First things first. I am a fan of Steve Kerr and The Golden State Warriors. And second of all, if he wants to keep his nose out of The China I don’t blame him. China is a huge economic resource for The NBA and with The Warriors being in San Francisco they are one of the most popular teams in China. If you don’t know what’s going on with The NBA and China go ahead and just go visit a website called google and you’ll figure it out. But it’s hilarious that Steve Kerr has an opinion on everything but when it comes to money and the economic status of his team he has no opinion.
Steve Kerr's full statement on the NBA/China controversy pic.twitter.com/7D5QTCtQe9
— Logan Murdock (@loganmmurdock) October 8, 2019
Remember this, from last year about the Great Social Justice (Golden State) Warrior?:
The coach of the NBA’s most powerful team will not stick to sports. Steve Kerr, whose Golden State Warriors are set to win their third NBA title in four years, has transformed from a master of unselfish offenses to an essential voice of reason in a world in which reason dies on cable news. “I think he’s got a fire burning,” the Warriors general manager, Bob Myers, told the Guardian in the run-up to Friday night’s Game 4 of the NBA finals. “It smolders in there. It lives in there. It’s there right now. I don’t know what he’s thinking right now but he’s thinking about something that he’s either read or heard that he didn’t like that he wants to speak on if asked about it.”
Chances are, Kerr will be asked. Chances are, Kerr will answer. No topic seems off limits. No question is too dangerous. … On the NFL’s new policy punishing players who silently protest against racial inequality during the national anthem: “It’s just typical of the NFL. They’re just playing to the fanbase. Basically just trying to use the anthem as fake patriotism, nationalism, scaring people. It’s idiotic.” …

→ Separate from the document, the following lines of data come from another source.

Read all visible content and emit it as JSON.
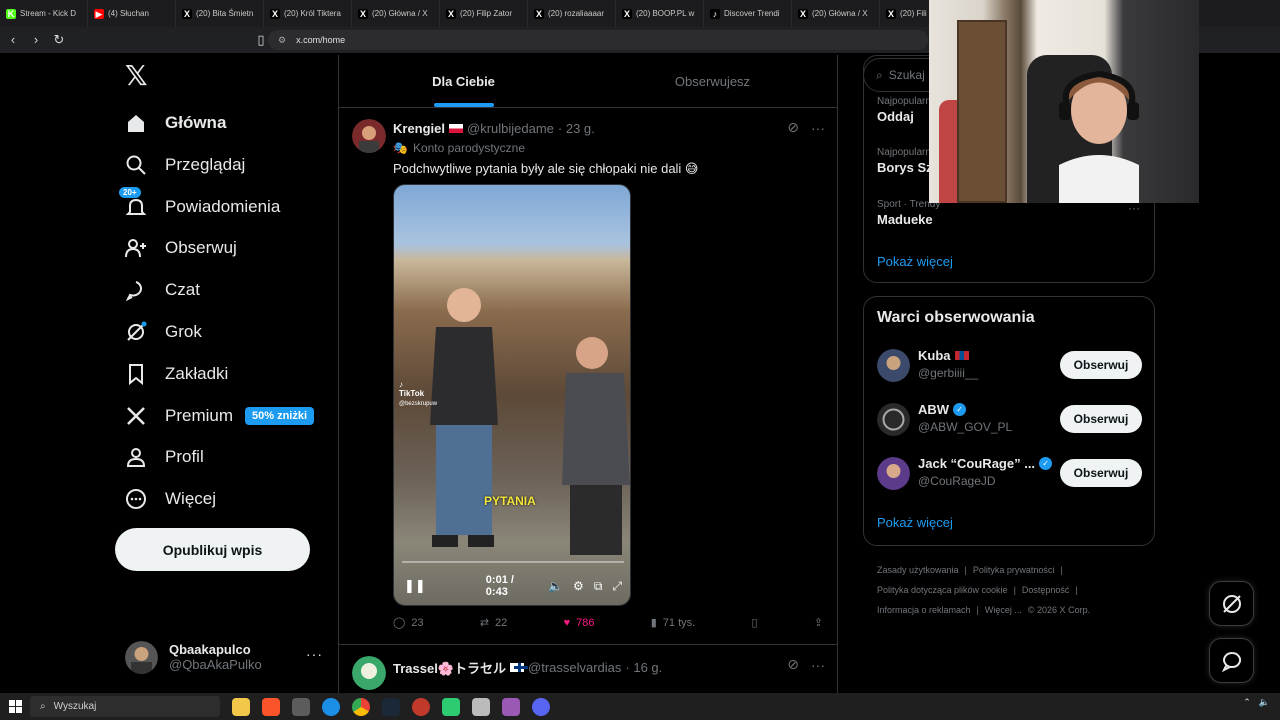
{
  "browser": {
    "tabs": [
      {
        "label": "Stream - Kick D",
        "icon": "kick-icon",
        "color": "#53fc18"
      },
      {
        "label": "(4) Słuchan",
        "icon": "youtube-icon",
        "color": "#ff0000"
      },
      {
        "label": "(20) Bita Śmietn",
        "icon": "x-icon",
        "color": "#000000"
      },
      {
        "label": "(20) Król Tiktera",
        "icon": "x-icon",
        "color": "#000000"
      },
      {
        "label": "(20) Główna / X",
        "icon": "x-icon",
        "color": "#000000"
      },
      {
        "label": "(20) Filip Zator",
        "icon": "x-icon",
        "color": "#000000"
      },
      {
        "label": "(20) rozaliaaaar",
        "icon": "x-icon",
        "color": "#000000"
      },
      {
        "label": "(20) BOOP.PL w",
        "icon": "x-icon",
        "color": "#000000"
      },
      {
        "label": "Discover Trendi",
        "icon": "tiktok-icon",
        "color": "#000000"
      },
      {
        "label": "(20) Główna / X",
        "icon": "x-icon",
        "color": "#000000"
      },
      {
        "label": "(20) Fili",
        "icon": "x-icon",
        "color": "#000000"
      }
    ],
    "url": "x.com/home"
  },
  "sidebar": {
    "items": [
      {
        "label": "Główna",
        "icon": "home-icon",
        "active": true
      },
      {
        "label": "Przeglądaj",
        "icon": "search-icon"
      },
      {
        "label": "Powiadomienia",
        "icon": "bell-icon",
        "badge": "20+"
      },
      {
        "label": "Obserwuj",
        "icon": "follow-icon"
      },
      {
        "label": "Czat",
        "icon": "chat-icon"
      },
      {
        "label": "Grok",
        "icon": "grok-icon"
      },
      {
        "label": "Zakładki",
        "icon": "bookmark-icon"
      },
      {
        "label": "Premium",
        "icon": "x-logo-icon",
        "pill": "50% zniżki"
      },
      {
        "label": "Profil",
        "icon": "profile-icon"
      },
      {
        "label": "Więcej",
        "icon": "more-circle-icon"
      }
    ],
    "post_button": "Opublikuj wpis",
    "account": {
      "name": "Qbaakapulco",
      "handle": "@QbaAkaPulko"
    }
  },
  "timeline": {
    "tabs": [
      "Dla Ciebie",
      "Obserwujesz"
    ],
    "tweet1": {
      "name": "Krengiel",
      "handle": "@krulbijedame",
      "time": "· 23 g.",
      "parody": "Konto parodystyczne",
      "text": "Podchwytliwe pytania były ale się chłopaki nie dali 😅",
      "video": {
        "caption": "PYTANIA",
        "watermark": "TikTok",
        "watermark_user": "@bezskrupuw",
        "time": "0:01 / 0:43"
      },
      "replies": "23",
      "reposts": "22",
      "likes": "786",
      "views": "71 tys."
    },
    "tweet2": {
      "name": "Trassel🌸トラセル",
      "handle": "@trasselvardias",
      "time": "· 16 g."
    }
  },
  "right": {
    "search_placeholder": "Szukaj",
    "trends": [
      {
        "category": "Najpopularniejsze",
        "name": "Oddaj"
      },
      {
        "category": "Najpopularniejsze",
        "name": "Borys Szyc"
      },
      {
        "category": "Sport · Trendy",
        "name": "Madueke"
      }
    ],
    "show_more": "Pokaż więcej",
    "who_to_follow": {
      "title": "Warci obserwowania",
      "users": [
        {
          "name": "Kuba",
          "handle": "@gerbiiii__",
          "verified": false
        },
        {
          "name": "ABW",
          "handle": "@ABW_GOV_PL",
          "verified": true
        },
        {
          "name": "Jack “CouRage” ...",
          "handle": "@CouRageJD",
          "verified": true
        }
      ],
      "follow_label": "Obserwuj",
      "show_more": "Pokaż więcej"
    },
    "footer": [
      "Zasady użytkowania",
      "|",
      "Polityka prywatności",
      "|",
      "Polityka dotycząca plików cookie",
      "|",
      "Dostępność",
      "|",
      "Informacja o reklamach",
      "|",
      "Więcej ...",
      "© 2026 X Corp."
    ]
  },
  "taskbar": {
    "search": "Wyszukaj"
  },
  "colors": {
    "accent": "#1d9bf0",
    "like": "#f91880",
    "bg": "#000000"
  }
}
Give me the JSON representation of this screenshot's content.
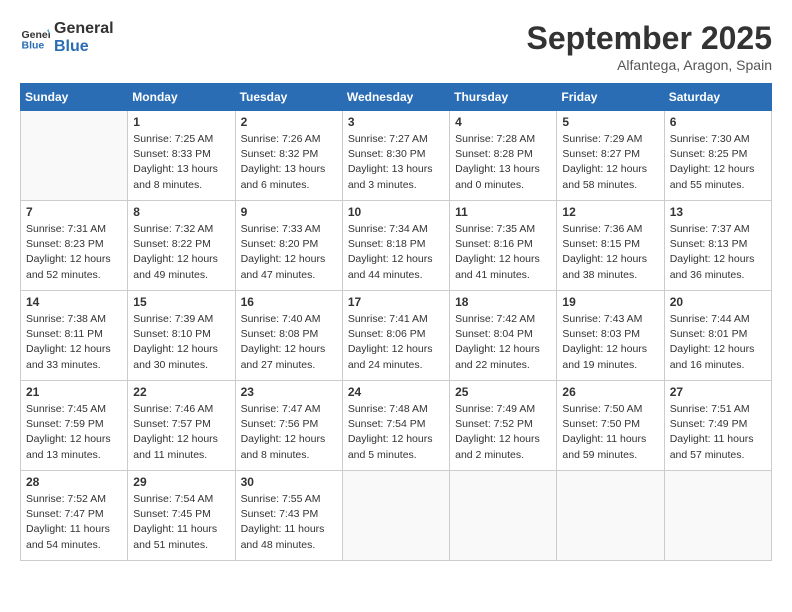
{
  "header": {
    "logo_line1": "General",
    "logo_line2": "Blue",
    "month_title": "September 2025",
    "location": "Alfantega, Aragon, Spain"
  },
  "weekdays": [
    "Sunday",
    "Monday",
    "Tuesday",
    "Wednesday",
    "Thursday",
    "Friday",
    "Saturday"
  ],
  "weeks": [
    [
      {
        "day": "",
        "info": ""
      },
      {
        "day": "1",
        "info": "Sunrise: 7:25 AM\nSunset: 8:33 PM\nDaylight: 13 hours\nand 8 minutes."
      },
      {
        "day": "2",
        "info": "Sunrise: 7:26 AM\nSunset: 8:32 PM\nDaylight: 13 hours\nand 6 minutes."
      },
      {
        "day": "3",
        "info": "Sunrise: 7:27 AM\nSunset: 8:30 PM\nDaylight: 13 hours\nand 3 minutes."
      },
      {
        "day": "4",
        "info": "Sunrise: 7:28 AM\nSunset: 8:28 PM\nDaylight: 13 hours\nand 0 minutes."
      },
      {
        "day": "5",
        "info": "Sunrise: 7:29 AM\nSunset: 8:27 PM\nDaylight: 12 hours\nand 58 minutes."
      },
      {
        "day": "6",
        "info": "Sunrise: 7:30 AM\nSunset: 8:25 PM\nDaylight: 12 hours\nand 55 minutes."
      }
    ],
    [
      {
        "day": "7",
        "info": "Sunrise: 7:31 AM\nSunset: 8:23 PM\nDaylight: 12 hours\nand 52 minutes."
      },
      {
        "day": "8",
        "info": "Sunrise: 7:32 AM\nSunset: 8:22 PM\nDaylight: 12 hours\nand 49 minutes."
      },
      {
        "day": "9",
        "info": "Sunrise: 7:33 AM\nSunset: 8:20 PM\nDaylight: 12 hours\nand 47 minutes."
      },
      {
        "day": "10",
        "info": "Sunrise: 7:34 AM\nSunset: 8:18 PM\nDaylight: 12 hours\nand 44 minutes."
      },
      {
        "day": "11",
        "info": "Sunrise: 7:35 AM\nSunset: 8:16 PM\nDaylight: 12 hours\nand 41 minutes."
      },
      {
        "day": "12",
        "info": "Sunrise: 7:36 AM\nSunset: 8:15 PM\nDaylight: 12 hours\nand 38 minutes."
      },
      {
        "day": "13",
        "info": "Sunrise: 7:37 AM\nSunset: 8:13 PM\nDaylight: 12 hours\nand 36 minutes."
      }
    ],
    [
      {
        "day": "14",
        "info": "Sunrise: 7:38 AM\nSunset: 8:11 PM\nDaylight: 12 hours\nand 33 minutes."
      },
      {
        "day": "15",
        "info": "Sunrise: 7:39 AM\nSunset: 8:10 PM\nDaylight: 12 hours\nand 30 minutes."
      },
      {
        "day": "16",
        "info": "Sunrise: 7:40 AM\nSunset: 8:08 PM\nDaylight: 12 hours\nand 27 minutes."
      },
      {
        "day": "17",
        "info": "Sunrise: 7:41 AM\nSunset: 8:06 PM\nDaylight: 12 hours\nand 24 minutes."
      },
      {
        "day": "18",
        "info": "Sunrise: 7:42 AM\nSunset: 8:04 PM\nDaylight: 12 hours\nand 22 minutes."
      },
      {
        "day": "19",
        "info": "Sunrise: 7:43 AM\nSunset: 8:03 PM\nDaylight: 12 hours\nand 19 minutes."
      },
      {
        "day": "20",
        "info": "Sunrise: 7:44 AM\nSunset: 8:01 PM\nDaylight: 12 hours\nand 16 minutes."
      }
    ],
    [
      {
        "day": "21",
        "info": "Sunrise: 7:45 AM\nSunset: 7:59 PM\nDaylight: 12 hours\nand 13 minutes."
      },
      {
        "day": "22",
        "info": "Sunrise: 7:46 AM\nSunset: 7:57 PM\nDaylight: 12 hours\nand 11 minutes."
      },
      {
        "day": "23",
        "info": "Sunrise: 7:47 AM\nSunset: 7:56 PM\nDaylight: 12 hours\nand 8 minutes."
      },
      {
        "day": "24",
        "info": "Sunrise: 7:48 AM\nSunset: 7:54 PM\nDaylight: 12 hours\nand 5 minutes."
      },
      {
        "day": "25",
        "info": "Sunrise: 7:49 AM\nSunset: 7:52 PM\nDaylight: 12 hours\nand 2 minutes."
      },
      {
        "day": "26",
        "info": "Sunrise: 7:50 AM\nSunset: 7:50 PM\nDaylight: 11 hours\nand 59 minutes."
      },
      {
        "day": "27",
        "info": "Sunrise: 7:51 AM\nSunset: 7:49 PM\nDaylight: 11 hours\nand 57 minutes."
      }
    ],
    [
      {
        "day": "28",
        "info": "Sunrise: 7:52 AM\nSunset: 7:47 PM\nDaylight: 11 hours\nand 54 minutes."
      },
      {
        "day": "29",
        "info": "Sunrise: 7:54 AM\nSunset: 7:45 PM\nDaylight: 11 hours\nand 51 minutes."
      },
      {
        "day": "30",
        "info": "Sunrise: 7:55 AM\nSunset: 7:43 PM\nDaylight: 11 hours\nand 48 minutes."
      },
      {
        "day": "",
        "info": ""
      },
      {
        "day": "",
        "info": ""
      },
      {
        "day": "",
        "info": ""
      },
      {
        "day": "",
        "info": ""
      }
    ]
  ]
}
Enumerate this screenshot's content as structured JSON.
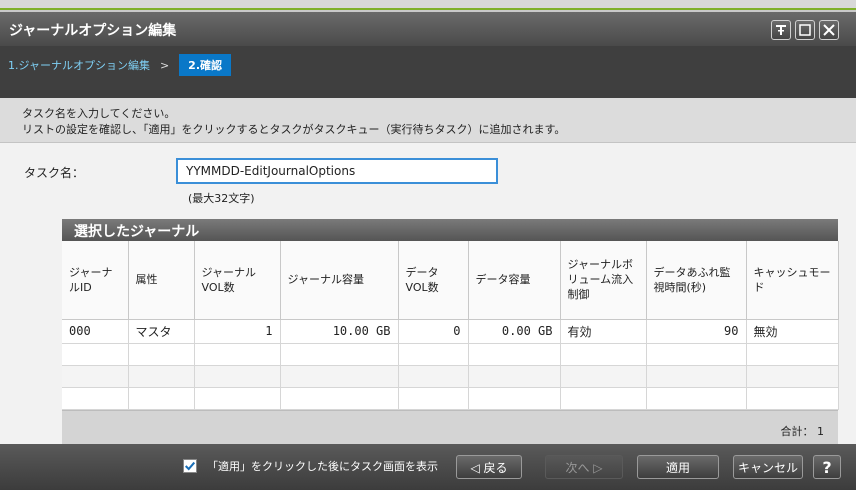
{
  "window": {
    "title": "ジャーナルオプション編集"
  },
  "wizard": {
    "step1": "1.ジャーナルオプション編集",
    "separator": ">",
    "step2": "2.確認"
  },
  "instructions": {
    "line1": "タスク名を入力してください。",
    "line2": "リストの設定を確認し、「適用」をクリックするとタスクがタスクキュー（実行待ちタスク）に追加されます。"
  },
  "task": {
    "label": "タスク名：",
    "value": "YYMMDD-EditJournalOptions",
    "hint": "(最大32文字)"
  },
  "selected": {
    "title": "選択したジャーナル",
    "headers": [
      "ジャーナルID",
      "属性",
      "ジャーナルVOL数",
      "ジャーナル容量",
      "データVOL数",
      "データ容量",
      "ジャーナルボリューム流入制御",
      "データあふれ監視時間(秒)",
      "キャッシュモード"
    ],
    "rows": [
      [
        "000",
        "マスタ",
        "1",
        "10.00 GB",
        "0",
        "0.00 GB",
        "有効",
        "90",
        "無効"
      ]
    ],
    "total_label": "合計：",
    "total_value": "1"
  },
  "footer": {
    "checkbox_label": "「適用」をクリックした後にタスク画面を表示",
    "checked": true,
    "back": "◁ 戻る",
    "next": "次へ ▷",
    "apply": "適用",
    "cancel": "キャンセル",
    "help": "?"
  }
}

Kerr stands out in a world where most sports coaches stay silent, either terrified of upsetting sponsors or fearful of upsetting team owners whose politics do not align with social change. His nearest NFL equivalent, New England Patriots coach Bill Belichick (who has five championships), grunts rejections of political questions, tipping his ideological hand in laudatory letters to Trump. … “There is no hidden truth to Steve,” Myers said. “There’s no hidden agenda to Steve, it’s ‘I will say what I feel and speak my mind and I’m going to try and live in that manner and try to back it up.’” …
Today’s NBA has a fearlessness about social justice that petrifies the NFL. While football owners are bullied by Trump, anguished about the potential of upsetting their fans or frightening away advertisers, basketball players don’t seem shackled. This is especially true of Kerr and the Warriors.
So yeah. I am sure Steve Kerr has an opinion on China. He should have just went with a simple “What’s China? Never heard of them?”. It’s hilarious how fake all these social justice warriors are in the NBA. Where is Greg Popovich? Where is LeBron James? The guys who literally are ready to jump into any conversation and have opinions on everything this time have no opinion. Why? Well probably because this time it could affect their money.